There is also a nice tutorial here on using it for BackCountry Navigator. As one correction to the tutorial, I would copy the files to the destination *before* choosing the mobile atlas. By the time you read this, that may already be corrected:

Calibrated Maps for BackCountry Navigator for Android

Calibrated map images often are from existing collections that people have bought, or data posted on government websites.

The geotiff format, for example, consists of a .tif image file with a .tfw (world) file for calibration.  

Be patient when converting calibrated images – it may take longer than you think. There is lot of CPU and memory needed to reproject images and break them up into small pieces.

Some will ask why an Android GPS App can't just use geotiffs directly. The limitations of mobile devices will generally preclude this. It is common for geotiffs, for example, to be available at a size of 8192×8192. Try opening this size image on your Android device using the Gallery, or another image editing app of your choice, and it will probably choke. This is why Android mapping apps, including Google Maps and BackCountry Navigator, use maps in small pieces called tiles.

Others may ask if there is a way to convert a specific type of file. In some cases, this is not possible because the data is in a proprietary format that hasn't been well documented. This is usually data that people have purchased on CD-ROM, but occasionally, government data also comes in some of these closed formats. I don't know why the US Government would provide publicly owned data in formats that benefit commercial entities, such as .BSB and GeoPDF, but they do.   

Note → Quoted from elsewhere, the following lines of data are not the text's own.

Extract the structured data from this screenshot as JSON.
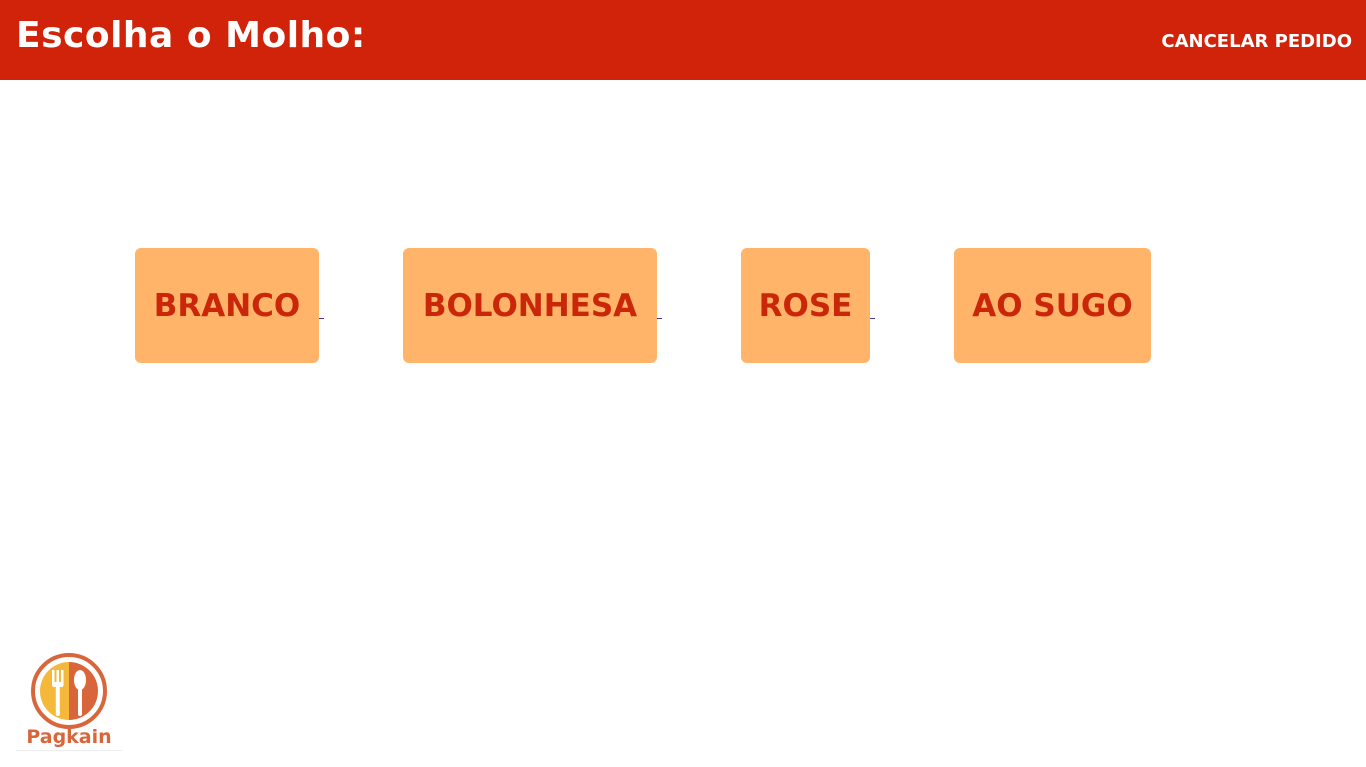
{
  "header": {
    "title": "Escolha o Molho:",
    "cancel_label": "CANCELAR PEDIDO"
  },
  "options": [
    {
      "label": "BRANCO"
    },
    {
      "label": "BOLONHESA"
    },
    {
      "label": "ROSE"
    },
    {
      "label": "AO SUGO"
    }
  ],
  "logo": {
    "text": "Pagkain",
    "icon": "fork-spoon-plate-icon"
  },
  "colors": {
    "header_bg": "#d12309",
    "option_bg": "#ffb469",
    "option_text": "#c9260a",
    "logo_orange": "#d9653a",
    "logo_yellow": "#f5b83a"
  }
}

If you have a question about formats or another question about MAPC2MAPC, be sure and ask the developer, who is very responsive and helpful. 
 

Comments



Please, I have the same needs and would love to do this.


There are ways to calibrate a map that has been scanned. 

This help page has two links that are helpful:

http://www.the-thorns.org.uk/mapping/help/how.html

'To calibrate a map' will show you how to do it using coordinates. 

'To calibrate a map with Google Earth' will show you how to do it using identifiable features in Google Earth. 


See my answer below.